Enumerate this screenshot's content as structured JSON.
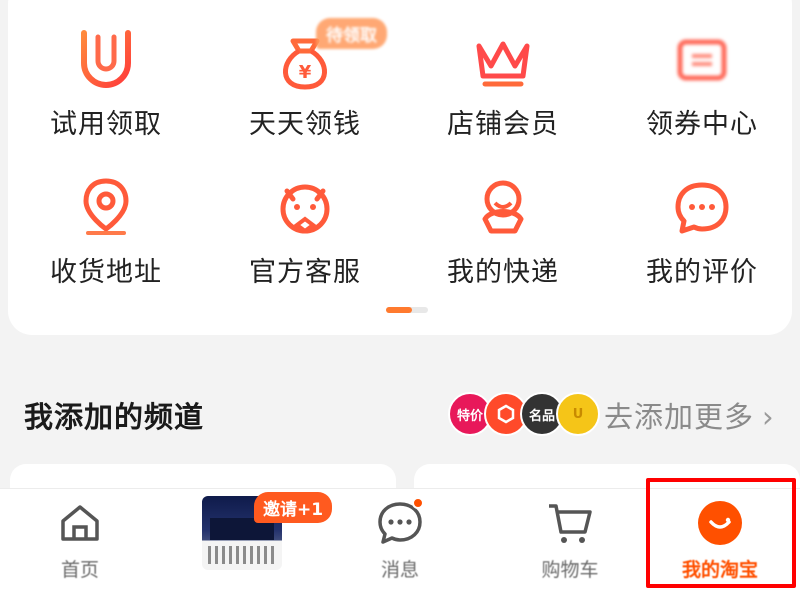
{
  "services": {
    "badge": "待领取",
    "items": [
      {
        "label": "试用领取",
        "icon": "trial-u-icon"
      },
      {
        "label": "天天领钱",
        "icon": "money-bag-icon"
      },
      {
        "label": "店铺会员",
        "icon": "crown-icon"
      },
      {
        "label": "领券中心",
        "icon": "coupon-icon"
      },
      {
        "label": "收货地址",
        "icon": "location-pin-icon"
      },
      {
        "label": "官方客服",
        "icon": "customer-service-icon"
      },
      {
        "label": "我的快递",
        "icon": "courier-icon"
      },
      {
        "label": "我的评价",
        "icon": "chat-bubble-icon"
      }
    ]
  },
  "channels": {
    "title": "我添加的频道",
    "icons": [
      {
        "label": "特价",
        "color": "#e8185a"
      },
      {
        "label": "",
        "color": "#ff4a2a"
      },
      {
        "label": "名品",
        "color": "#333333"
      },
      {
        "label": "U",
        "color": "#f5c518"
      }
    ],
    "add_more": "去添加更多",
    "chevron": "›"
  },
  "tabbar": {
    "invite_badge": "邀请+1",
    "tabs": [
      {
        "label": "首页"
      },
      {
        "label": ""
      },
      {
        "label": "消息"
      },
      {
        "label": "购物车"
      },
      {
        "label": "我的淘宝"
      }
    ]
  },
  "colors": {
    "accent": "#ff5000",
    "icon_gradient_start": "#ff7a2e",
    "icon_gradient_end": "#ff3b3b",
    "highlight": "#ff0000"
  }
}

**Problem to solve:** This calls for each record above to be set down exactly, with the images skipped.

**Answer box:**
Enumerate this screenshot's content as structured JSON.
{
  "services": {
    "badge": "待领取",
    "items": [
      {
        "label": "试用领取",
        "icon": "trial-u-icon"
      },
      {
        "label": "天天领钱",
        "icon": "money-bag-icon"
      },
      {
        "label": "店铺会员",
        "icon": "crown-icon"
      },
      {
        "label": "领券中心",
        "icon": "coupon-icon"
      },
      {
        "label": "收货地址",
        "icon": "location-pin-icon"
      },
      {
        "label": "官方客服",
        "icon": "customer-service-icon"
      },
      {
        "label": "我的快递",
        "icon": "courier-icon"
      },
      {
        "label": "我的评价",
        "icon": "chat-bubble-icon"
      }
    ]
  },
  "channels": {
    "title": "我添加的频道",
    "icons": [
      {
        "label": "特价",
        "color": "#e8185a"
      },
      {
        "label": "",
        "color": "#ff4a2a"
      },
      {
        "label": "名品",
        "color": "#333333"
      },
      {
        "label": "U",
        "color": "#f5c518"
      }
    ],
    "add_more": "去添加更多",
    "chevron": "›"
  },
  "tabbar": {
    "invite_badge": "邀请+1",
    "tabs": [
      {
        "label": "首页"
      },
      {
        "label": ""
      },
      {
        "label": "消息"
      },
      {
        "label": "购物车"
      },
      {
        "label": "我的淘宝"
      }
    ]
  },
  "colors": {
    "accent": "#ff5000",
    "icon_gradient_start": "#ff7a2e",
    "icon_gradient_end": "#ff3b3b",
    "highlight": "#ff0000"
  }
}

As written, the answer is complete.